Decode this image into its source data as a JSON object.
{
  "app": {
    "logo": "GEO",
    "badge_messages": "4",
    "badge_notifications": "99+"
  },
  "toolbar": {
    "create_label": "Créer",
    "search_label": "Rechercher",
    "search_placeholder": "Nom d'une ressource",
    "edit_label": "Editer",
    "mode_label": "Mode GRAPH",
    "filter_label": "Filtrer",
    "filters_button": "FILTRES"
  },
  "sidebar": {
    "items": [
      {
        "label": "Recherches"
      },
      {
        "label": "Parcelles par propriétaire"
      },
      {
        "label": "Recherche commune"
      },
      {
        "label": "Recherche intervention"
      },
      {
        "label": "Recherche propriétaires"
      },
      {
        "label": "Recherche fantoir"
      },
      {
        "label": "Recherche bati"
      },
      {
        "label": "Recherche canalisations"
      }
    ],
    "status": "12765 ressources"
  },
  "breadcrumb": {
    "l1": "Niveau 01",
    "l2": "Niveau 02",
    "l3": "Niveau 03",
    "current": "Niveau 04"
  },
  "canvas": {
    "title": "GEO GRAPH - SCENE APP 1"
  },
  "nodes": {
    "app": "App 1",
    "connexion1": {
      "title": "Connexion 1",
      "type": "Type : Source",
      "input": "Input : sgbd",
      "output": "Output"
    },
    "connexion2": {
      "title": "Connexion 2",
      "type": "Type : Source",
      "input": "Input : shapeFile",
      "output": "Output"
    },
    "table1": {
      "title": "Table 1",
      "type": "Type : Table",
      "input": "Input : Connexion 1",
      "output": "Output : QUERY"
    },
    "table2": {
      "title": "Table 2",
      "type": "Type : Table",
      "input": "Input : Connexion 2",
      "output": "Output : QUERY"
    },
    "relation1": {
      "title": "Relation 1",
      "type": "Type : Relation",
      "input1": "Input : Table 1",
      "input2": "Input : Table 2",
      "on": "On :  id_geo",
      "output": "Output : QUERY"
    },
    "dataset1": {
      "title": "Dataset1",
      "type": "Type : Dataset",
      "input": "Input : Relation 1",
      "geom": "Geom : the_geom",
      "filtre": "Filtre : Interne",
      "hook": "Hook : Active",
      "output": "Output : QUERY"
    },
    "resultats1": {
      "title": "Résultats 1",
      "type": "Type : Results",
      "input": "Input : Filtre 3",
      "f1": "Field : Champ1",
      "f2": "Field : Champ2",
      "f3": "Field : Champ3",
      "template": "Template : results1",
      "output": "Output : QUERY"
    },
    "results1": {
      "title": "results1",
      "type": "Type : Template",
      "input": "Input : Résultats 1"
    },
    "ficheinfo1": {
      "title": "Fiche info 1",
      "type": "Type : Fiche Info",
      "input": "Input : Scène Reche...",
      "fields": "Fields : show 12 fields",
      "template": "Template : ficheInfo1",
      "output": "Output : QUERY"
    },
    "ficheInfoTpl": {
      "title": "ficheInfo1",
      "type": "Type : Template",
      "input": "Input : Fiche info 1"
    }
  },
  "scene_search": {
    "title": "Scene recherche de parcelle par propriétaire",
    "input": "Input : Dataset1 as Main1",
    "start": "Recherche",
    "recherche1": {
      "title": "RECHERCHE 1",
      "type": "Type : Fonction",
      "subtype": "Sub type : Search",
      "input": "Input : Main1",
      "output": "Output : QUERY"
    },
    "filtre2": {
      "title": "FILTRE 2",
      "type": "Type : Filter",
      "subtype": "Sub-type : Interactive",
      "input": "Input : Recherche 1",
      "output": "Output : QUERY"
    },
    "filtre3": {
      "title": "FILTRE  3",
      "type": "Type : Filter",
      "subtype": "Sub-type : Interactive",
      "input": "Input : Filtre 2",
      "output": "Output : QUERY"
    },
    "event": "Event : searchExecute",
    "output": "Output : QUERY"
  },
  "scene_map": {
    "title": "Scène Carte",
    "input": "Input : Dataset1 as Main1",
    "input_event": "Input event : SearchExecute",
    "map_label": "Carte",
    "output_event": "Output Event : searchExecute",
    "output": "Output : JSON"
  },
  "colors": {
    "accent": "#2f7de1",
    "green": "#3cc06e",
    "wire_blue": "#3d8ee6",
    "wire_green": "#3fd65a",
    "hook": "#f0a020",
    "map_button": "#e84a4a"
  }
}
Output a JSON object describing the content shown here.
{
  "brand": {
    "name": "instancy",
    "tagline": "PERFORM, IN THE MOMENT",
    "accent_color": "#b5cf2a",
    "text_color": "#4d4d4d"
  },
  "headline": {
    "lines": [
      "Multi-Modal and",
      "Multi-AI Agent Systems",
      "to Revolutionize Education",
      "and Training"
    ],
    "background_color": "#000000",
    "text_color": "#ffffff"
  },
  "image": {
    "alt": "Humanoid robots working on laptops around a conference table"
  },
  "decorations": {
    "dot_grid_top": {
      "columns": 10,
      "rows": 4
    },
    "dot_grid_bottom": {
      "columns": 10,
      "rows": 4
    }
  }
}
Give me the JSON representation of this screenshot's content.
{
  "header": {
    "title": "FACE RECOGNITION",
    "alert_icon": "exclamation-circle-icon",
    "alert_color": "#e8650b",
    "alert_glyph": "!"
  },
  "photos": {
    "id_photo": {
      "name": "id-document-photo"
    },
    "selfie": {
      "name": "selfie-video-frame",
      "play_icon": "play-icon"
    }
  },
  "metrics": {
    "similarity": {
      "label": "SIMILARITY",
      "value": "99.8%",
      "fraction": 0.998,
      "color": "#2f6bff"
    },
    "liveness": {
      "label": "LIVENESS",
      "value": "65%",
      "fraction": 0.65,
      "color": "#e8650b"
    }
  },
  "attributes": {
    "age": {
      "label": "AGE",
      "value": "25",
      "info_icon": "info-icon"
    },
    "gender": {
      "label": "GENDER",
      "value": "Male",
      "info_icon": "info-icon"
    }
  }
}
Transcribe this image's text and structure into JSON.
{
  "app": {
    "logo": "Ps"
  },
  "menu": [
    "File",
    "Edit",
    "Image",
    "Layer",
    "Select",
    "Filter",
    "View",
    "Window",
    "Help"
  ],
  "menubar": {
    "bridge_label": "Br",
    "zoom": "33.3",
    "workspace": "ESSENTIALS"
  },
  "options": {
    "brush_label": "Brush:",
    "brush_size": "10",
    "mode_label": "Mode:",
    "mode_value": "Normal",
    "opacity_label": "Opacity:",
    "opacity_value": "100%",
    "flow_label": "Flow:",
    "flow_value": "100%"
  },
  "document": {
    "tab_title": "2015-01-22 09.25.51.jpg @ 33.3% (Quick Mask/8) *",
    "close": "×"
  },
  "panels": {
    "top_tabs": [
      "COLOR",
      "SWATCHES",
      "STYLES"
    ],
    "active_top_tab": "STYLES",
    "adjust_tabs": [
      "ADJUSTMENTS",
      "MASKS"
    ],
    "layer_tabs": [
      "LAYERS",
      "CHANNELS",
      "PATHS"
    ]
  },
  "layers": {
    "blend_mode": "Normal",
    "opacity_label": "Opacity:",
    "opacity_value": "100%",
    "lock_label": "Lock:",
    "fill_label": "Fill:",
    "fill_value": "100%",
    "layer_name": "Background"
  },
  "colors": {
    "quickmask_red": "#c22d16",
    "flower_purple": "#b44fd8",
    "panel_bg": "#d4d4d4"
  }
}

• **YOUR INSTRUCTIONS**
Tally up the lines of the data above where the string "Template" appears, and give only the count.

• **YOUR RESPONSE**
4